Cooper, B. (2013, August 21). Are you an introvert or an extrovert? What it means for your career. Retrieved from Fast Company: http://www.fastcompany.com/3016031/leadership-now/are-you-an-introvert-or-an-extrovert-and-what-it-means-for-your-career
Laureate Education, Inc. (2008g). Principles of distance education: Assessment of collaborative learning [Video]. Baltimore, MD: Author.
Laureate Education, Inc. (2008i). Principles of distance education: Learning communities [Video]. Baltimore, MD: Author.
Weimer, M. (2012, October 10). Peer assessment is not an elixir for all group work challenges. Retrieved from Faculty Focus: The Teaching Professor Blog: http://www.facultyfocus.com/articles/teaching-professor-blog/peer-assessment-is-not-an-elixir-for-all-group-work-challenges/

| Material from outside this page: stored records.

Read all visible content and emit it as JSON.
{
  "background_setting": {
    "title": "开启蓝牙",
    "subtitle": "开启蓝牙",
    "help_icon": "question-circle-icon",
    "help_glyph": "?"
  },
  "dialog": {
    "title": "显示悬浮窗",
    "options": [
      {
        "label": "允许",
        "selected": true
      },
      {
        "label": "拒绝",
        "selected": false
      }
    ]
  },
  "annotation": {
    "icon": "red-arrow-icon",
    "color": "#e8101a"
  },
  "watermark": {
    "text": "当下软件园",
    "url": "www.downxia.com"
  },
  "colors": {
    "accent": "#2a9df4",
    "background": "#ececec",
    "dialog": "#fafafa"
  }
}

Puzzle group: http://www.facultyfocus.com/articles/teaching-professor-blog/peer-assessment-is-not-an-elixir-for-all-group-work-challenges/
Group joining hands: http://pad2.whstatic.com/images/thumb/0/0d/Fit-In-at-School-Step-2-Version-2.jpg/670px-Fit-In-at-School-Step-2-Version-2.jpg
Introvert/extrovert brains: http://e.fastcompany.net/multisite_files/fastcompany/imagecache/inline-large/inline/2013/08/3016031-inline-innie-outie-brains.png
Classmates’ blogs I responded to:
http://stansedtechplatform.wordpress.com/module-3-assessing-collaboration-efforts/comment-page-1/#comment-8 (awaiting moderation): I said, “Stan, your comment that it is even harder to get students to accept the assessment is definitely true. I was in one class were 1 of our group members never appeared, or was always so late that we had already passed the deadline for submittals. Our means of correcting this, since it was a group grade, was to email the instructor as a group and let her know what was going on. We were working on a wiki, so we began labeling each section with the name of the contributor, and we would make a wiki page and leave it blank for the missing member’s work. We felt it was our only recourse, but it worked quite well, and the labeling portion is something I would recommend to student groups again.”